High-tech soccer experience

With 75,000 spectators, the atmosphere soon gets electric when FC Bayern Munich wins on home turf. But did you know that the arena is one of the most high-tech in the world?


On the outskirts of Munich, with the Alps towering in the distance, you find the home of FC Bayern Munich. When filled, the Allianz Arena holds a total of 75,000 spectators, and indeed it was packed the night before our interview when visiting FC Köln lost 1-0 against the star-studded home team. Now, the grandstands are empty once again.

“We are an industrial company. Usually, we work with turbines, engines and such,” says Sebastian Wolf, Marketing Manager for MindSphere at Siemens.

He holds court for a small group of journalists, and the sanguine German is conscious of the attention.

“Who had thought a few years ago that the technology department at Siemens and FC Bayern Munich would join forces to watch the grass grow?”

their cooperation with Allianz Arena can make the soccer experience even better for the fans. Photo: Anita Arntzen

High-tech stadium

For millions of Bayern Munich fans, the Allianz Arena is more than just a stadium. It’s a temple, a stronghold, and a place where both hopes and dreams are embodied by 11 men in shorts. For a region that has been described as Europe’s Silicon Valley, Bavaria’s soccer stadium has always been a step ahead in terms of technological solutions.

For 75,000 spectators to reach the arena in a safe and convenient way, traffic in the area is managed centrally from a control centre inside the arena. Before the match, they keep a watchful eye on the traffic volume, using remote-controlled traffic signs to help travellers avoid the worst queues. Even the arena’s exterior is high-tech. It consists of 2,874 inflated rhomboidal ETFE foil panels that are kept under constant air pressure. The panels are illuminated by over 300,000 LED lights that can produce 16 million different colour shades.

Siemens has been working with Bayern Munich and Allianz Arena for years, contributing to many of these innovations. After signing a new deal as Bayern Munich’s ‘Global Performance Partner’, cooperation will be taken a step further after the upcoming season.

“It’s not just about technology anymore, it’s about how we manage the technology,” Wolf says.

Sensors in the grass

MindSphere is a Cloud-based operating system from Siemens designed to collect, store and analyse large amounts of data in real time. For Bayern Munich, MindSphere will primarily be used for something quite unexpected.

“We will place sensors in the grass!”

Wolf talks about MindSphere and the great opportunities that the technology promises:

“It’s like a plane,” he says.

But since it’s by no means obvious what the grass at Allianz Arena has in common with an aircraft, Wolf elaborates further:

“It’s like a plane in a way because you’d prefer to know that an engine is about to fail before it actually happens.
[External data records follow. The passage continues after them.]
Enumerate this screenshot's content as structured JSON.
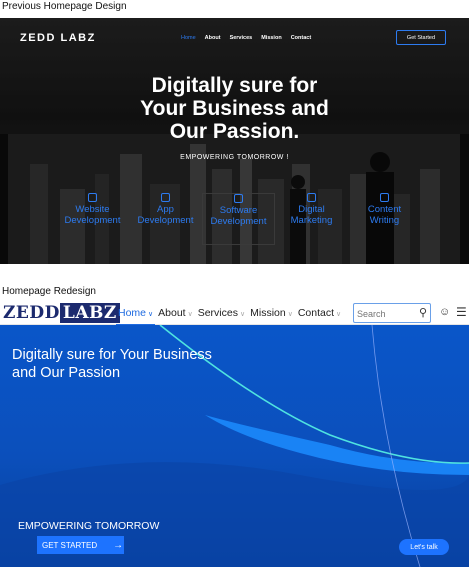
{
  "captions": {
    "previous": "Previous Homepage Design",
    "redesign": "Homepage Redesign"
  },
  "old_design": {
    "logo": "ZEDD LABZ",
    "nav": [
      "Home",
      "About",
      "Services",
      "Mission",
      "Contact"
    ],
    "active_nav": "Home",
    "cta": "Get Started",
    "hero_lines": [
      "Digitally sure for",
      "Your Business and",
      "Our Passion."
    ],
    "subheading": "EMPOWERING TOMORROW !",
    "services": [
      {
        "line1": "Website",
        "line2": "Development",
        "icon": "monitor-icon"
      },
      {
        "line1": "App",
        "line2": "Development",
        "icon": "phone-icon"
      },
      {
        "line1": "Software",
        "line2": "Development",
        "icon": "code-icon"
      },
      {
        "line1": "Digital",
        "line2": "Marketing",
        "icon": "megaphone-icon"
      },
      {
        "line1": "Content",
        "line2": "Writing",
        "icon": "document-icon"
      }
    ],
    "colors": {
      "accent": "#2d7bf0",
      "background": "#1e1e1e"
    }
  },
  "new_design": {
    "logo_part1": "ZEDD",
    "logo_part2": "LABZ",
    "nav": {
      "home": "Home",
      "about": "About",
      "services": "Services",
      "mission": "Mission",
      "contact": "Contact"
    },
    "active_nav": "Home",
    "search_placeholder": "Search",
    "icons": {
      "search": "search-icon",
      "user": "user-settings-icon",
      "menu": "hamburger-menu-icon"
    },
    "hero_title": "Digitally sure for Your Business and Our Passion",
    "tagline": "EMPOWERING TOMORROW",
    "cta": "GET STARTED",
    "chat_button": "Let's talk",
    "colors": {
      "primary": "#0b4fbb",
      "accent": "#1d73ff",
      "brand": "#1c2a6e",
      "highlight": "#4fe3e0"
    }
  }
}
It’s common for other industries to have sensors. You have sensors in engines, in turbines, in pumps. Here, we can have sensors to measure how much the grass is growing and to measure pH values and moisture and temperatures levels. We work with the greenkeeper to find out what’s useful so we can collect information using one and the same application.

Allianz Arena has a total capacity of 75,000 spectators

More data, greater insight

FC Bayern Munich’s greenkeeper, Christian Dinauer, says he has sleepless nights when the grass isn’t in perfect condition. Wolf believes that MindSphere can help.

The greenkeeper is a passionate guy, he walks around on the grass, he smells and tastes it, and he knows exactly how he wants it to be. But he cannot predict the future. However, we will try to help him gaze into the crystal ball as far as possible by collecting and analysing a large amount of information from the pitch.

Just the beginning

“For example, the club has a challenge when the match is over and all spectators want to go home at the same time. Then there is a lot of traffic and the metro gets overcrowded. What if you could take this information and send it directly to the FC Bayern Munich app that people download to their smartphones?

And why stop there?

For example, with MindSphere, you can combine traffic information with offers from commercial partners. Wolf envisions spectators on their way home receiving discount coupons along with congestion warnings on their phones.

“People will get notified by their phones: ‘If you wait here for ten minutes before you go to the metro, then you’ll get home as quickly as you would by queuing up now – and you’ll get a 20 percent discount on a beer’.” This is an example of something that would be possible if we link all the individual technologies we already have.


Football is about turning 11 players into the best possible team. Skilful individual players can achieve a lot, but usually the winner is the team that works best together. This may also be the case with technology, and the idea is that MindSphere can help connect single technologies and turn them into a team. Wolf believes many of tomorrow’s solutions lie in the technology we already have.

“The more we develop the technology, the more we interconnect things, the more opportunities we get!”